  • Quantitative data are numbers for which it makes sense to do arithmetic on them. For example, with test scores, dollars, miles, etc., it is meaningful to, say, find their average. Quantitative data usually have labels.
In this post, we'll picture categorical data only; I'll cover quantitative data in another post.

There are two ways to "graphically" picture categorical data: bar charts and pie charts. You see these all the time in articles. Let's use the following base data that shows eye colors in a group of 115 people:
Bar Charts
The most straightforward type of display is a bar chart. Bar charts can portray the actual numbers...

...or they can portray percents of the whole (115)...

Notice that the bars can be vertical or horizontal. In either case, the bars are arranged in either increasing or decreasing size.

If you have a number of very small bars, you can put them together as a larger combined bar and label it "Other." Such bars don't necessarily need to be placed in order; they usually appear as the last bar. Suppose, for example, you want to put green, hazel, and gray together as an "Other" bar. Then your graph would look like this:

Sometimes you will see a single bar with sections representing each category in proportion. This is called a segmented (or stacked) bar chart. They can appear with the actual counts (height of the single bar is equal to the sum of the counts), or as percentages (height of the single bar represents 100%). Here's how a segmented bar chart with percents would look. Notice that it's good to arrange the bars in decreasing order from bottom to top:
Segmented bar charts are especially helpful in comparing the same categories in two or more different groups. Suppose we had a second group of people whose segmented bar chart of eye colors looked slightly different. We could put the bars side by side in a single display, with the eye colors in the same order.

It is easy to see that there are fewer brown-eyed people in Group 2, but more blue-eyed people, about the same number of green and gray eyed-people, but fewer with hazel eyes.

One caution with two or more segmented bars: Unless each group is exactly the same size, you should use percents rather than counts. Otherwise it would be nearly impossible to compare the bars.

Pie Charts
A pie chart shows each category as a proportional-sized pie slice. Pie charts always use percents. So, a pie chart for our eye color data would look like this:

Notice that the pieces are arranged in order of size as you go around the pie.
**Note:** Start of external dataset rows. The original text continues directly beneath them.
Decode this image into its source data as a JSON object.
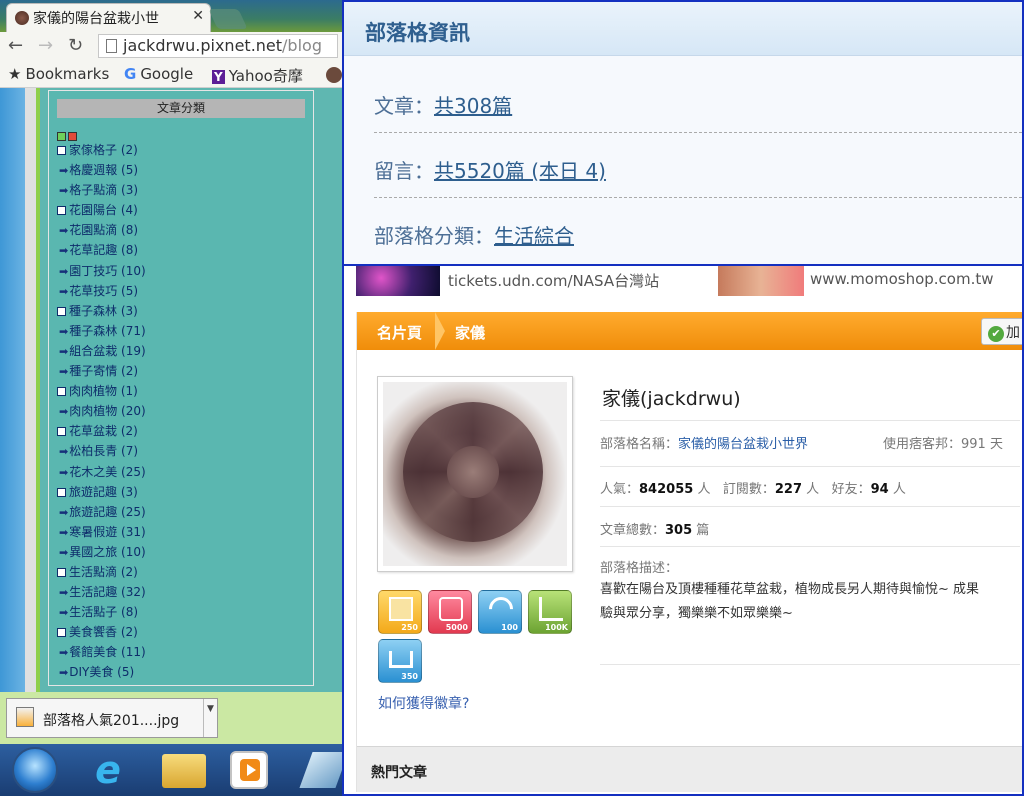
{
  "browser": {
    "tab_title": "家儀的陽台盆栽小世",
    "url_host": "jackdrwu.pixnet.net",
    "url_path": "/blog",
    "bookmarks": [
      "Bookmarks",
      "Google",
      "Yahoo奇摩"
    ]
  },
  "category_widget": {
    "title": "文章分類",
    "items": [
      {
        "label": "家傢格子 (2)",
        "level": "parent"
      },
      {
        "label": "格慶週報 (5)",
        "level": "child"
      },
      {
        "label": "格子點滴 (3)",
        "level": "child"
      },
      {
        "label": "花園陽台 (4)",
        "level": "parent"
      },
      {
        "label": "花園點滴 (8)",
        "level": "child"
      },
      {
        "label": "花草記趣 (8)",
        "level": "child"
      },
      {
        "label": "園丁技巧 (10)",
        "level": "child"
      },
      {
        "label": "花草技巧 (5)",
        "level": "child"
      },
      {
        "label": "種子森林 (3)",
        "level": "parent"
      },
      {
        "label": "種子森林 (71)",
        "level": "child"
      },
      {
        "label": "組合盆栽 (19)",
        "level": "child"
      },
      {
        "label": "種子寄情 (2)",
        "level": "child"
      },
      {
        "label": "肉肉植物 (1)",
        "level": "parent"
      },
      {
        "label": "肉肉植物 (20)",
        "level": "child"
      },
      {
        "label": "花草盆栽 (2)",
        "level": "parent"
      },
      {
        "label": "松柏長青 (7)",
        "level": "child"
      },
      {
        "label": "花木之美 (25)",
        "level": "child"
      },
      {
        "label": "旅遊記趣 (3)",
        "level": "parent"
      },
      {
        "label": "旅遊記趣 (25)",
        "level": "child"
      },
      {
        "label": "寒暑假遊 (31)",
        "level": "child"
      },
      {
        "label": "異國之旅 (10)",
        "level": "child"
      },
      {
        "label": "生活點滴 (2)",
        "level": "parent"
      },
      {
        "label": "生活記趣 (32)",
        "level": "child"
      },
      {
        "label": "生活點子 (8)",
        "level": "child"
      },
      {
        "label": "美食饗香 (2)",
        "level": "parent"
      },
      {
        "label": "餐館美食 (11)",
        "level": "child"
      },
      {
        "label": "DIY美食 (5)",
        "level": "child"
      }
    ]
  },
  "download": {
    "filename": "部落格人氣201....jpg"
  },
  "blog_info": {
    "title": "部落格資訊",
    "articles_label": "文章：",
    "articles_value": "共308篇",
    "comments_label": "留言：",
    "comments_value": "共5520篇 (本日 4)",
    "category_label": "部落格分類：",
    "category_value": "生活綜合"
  },
  "ads": [
    {
      "text": "tickets.udn.com/NASA台灣站"
    },
    {
      "text": "www.momoshop.com.tw"
    }
  ],
  "profile": {
    "bar_title": "名片頁",
    "bar_user": "家儀",
    "add_label": "加",
    "name": "家儀(jackdrwu)",
    "blog_name_label": "部落格名稱：",
    "blog_name_value": "家儀的陽台盆栽小世界",
    "days_label": "使用痞客邦：",
    "days_value": "991 天",
    "pop_label": "人氣：",
    "pop_value": "842055",
    "pop_unit": "人",
    "subs_label": "訂閱數：",
    "subs_value": "227",
    "subs_unit": "人",
    "friends_label": "好友：",
    "friends_value": "94",
    "friends_unit": "人",
    "total_label": "文章總數：",
    "total_value": "305",
    "total_unit": "篇",
    "desc_label": "部落格描述：",
    "desc_line1": "喜歡在陽台及頂樓種種花草盆栽，植物成長另人期待與愉悅~ 成果",
    "desc_line2": "驗與眾分享，獨樂樂不如眾樂樂~",
    "badges": [
      "250",
      "5000",
      "100",
      "100K",
      "350"
    ],
    "howto": "如何獲得徽章?"
  },
  "hot_title": "熱門文章"
}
(Self-Test): Suppose there's another group -- this time consisting of 140 people -- whose eye colors are as follows. Make a "Group 3" segmented bar chart to show the differences.

(Answer): See below.